Just In Time For Christmas could definitely serve as a quirky alternative to the current crop of holiday CDs. It’s out of print, but is worth searching out for fans of pre-grunge alternative rock, especially those who feel that they must own that rare Klark Kent track.

Various Artists “Just In Time For Christmas” (I.R.S. X2 13052) 1990

Track Listing:

1. SQUEEZE – Christmas Day
2. REBEL PEBBLES – Cool Yule
3. KLARK KENT – Yo Ho Ho
4. TORCH SONG – Hark
5. RECKLESS SLEEPERS – Every Day Will Be Like A Holiday
6. STEVE HUNTER – We Three Kings
7. THE dB’s – Home For The Holidays
8. MOLLY JOHNSON & NORMAN ORENSTEIN – Silent Night
9. DEBORAH HOLLAND – It Only Comes Once A Year
10. TIMBUK 3 – All I Want For Christmas
11. KENNEDY ROSE – More Than One Night A Year
12. DREAD ZEPPELIN – All I Want For Christmas Is My Two Front Teeth
13. WALL OF VOODOO – Shouldn’t Have Given Him A Gun For Christmas

Van Halen's Legendary M&M's Rider

The folks at the Smoking Gun website have provided me with a hilarious '80's flashback. They have published Van Halen's infamous 1982 concert contract rider that stipulates that no brown M&M's should ever be included in their backstage servings. Here it is:

http://www.thesmokinggun.com/archive/years/2008/1211081vanhalen1.html

Here is what the Smoking Gun site says about the rider:

While the underlined rider entry has often been described as an example of rock excess, the outlandish demand of multimillionaires, the group has said the M&M provision was included to make sure that promoters had actually read its lengthy rider. If brown M&M's were in the backstage candy bowl, Van Halen surmised that more important aspects of a performance--lighting, staging, security, ticketing--may have been botched by an inattentive promoter.

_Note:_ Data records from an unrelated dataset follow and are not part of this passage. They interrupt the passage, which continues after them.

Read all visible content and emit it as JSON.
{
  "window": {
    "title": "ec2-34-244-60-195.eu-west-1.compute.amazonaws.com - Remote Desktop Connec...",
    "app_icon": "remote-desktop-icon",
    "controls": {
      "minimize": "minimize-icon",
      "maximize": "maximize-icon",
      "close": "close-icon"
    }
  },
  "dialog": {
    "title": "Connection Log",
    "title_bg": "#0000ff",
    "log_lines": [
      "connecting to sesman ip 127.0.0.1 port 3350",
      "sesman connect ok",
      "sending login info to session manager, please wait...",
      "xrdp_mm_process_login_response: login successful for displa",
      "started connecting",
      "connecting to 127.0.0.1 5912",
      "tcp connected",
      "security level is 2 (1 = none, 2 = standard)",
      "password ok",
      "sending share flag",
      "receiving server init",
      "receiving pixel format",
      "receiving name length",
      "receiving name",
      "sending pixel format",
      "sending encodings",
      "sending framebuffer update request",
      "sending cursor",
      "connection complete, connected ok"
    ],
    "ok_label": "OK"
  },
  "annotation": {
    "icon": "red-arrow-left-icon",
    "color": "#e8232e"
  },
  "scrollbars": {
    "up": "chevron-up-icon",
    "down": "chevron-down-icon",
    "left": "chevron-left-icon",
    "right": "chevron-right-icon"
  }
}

While the concert riders of famous musicians are now old news, it is revealing to thumb through the 53-page VH rider to see examples of the detailed demands that such artists make. Personally, I would find it hard to blame some promoters from missing certain details of these riders. Reading the lengthy VH rider becomes mind-numbing after a while.

If you want to cut to the chase, the stipulation about the brown M&M's is found on page 9 of the rider. Farther down on the same page, it stipulates that the band was entitled to "One (1) large tube KY Jelly". Well, that killed my M&M craving.

Saturday, December 06, 2008

Did Coldplay rip off Joe Satriani?

American rock guitar virtuoso Joe Satriani is suing Coldplay, claiming that the title track from the Britpop band's 2008 album Viva La Vida "copied and incorporated substantial original portions" of his 2004 track "If I Could Fly". Hmmm...Coldplay stealing from Satch? When I first heard this, I thought it sounded almost as unlikely as, say, Avril Lavigne ripping off the Rubinoos. It is hardly uncommon for two songs to resemble each other purely by coincidence. In fact, Coldplay were already accused of stealing that song's melody from an obscure Brooklyn band called Creaky Boards. But this clever YouTube video supports Satriani's claim quite well:



Maybe Coldplay should have asked Satch's permission to sample it. Just kidding. In any case, the plagiarism-or-coincidence argument may boil down to this question: How likely is it that Coldplay listen to Joe Satriani?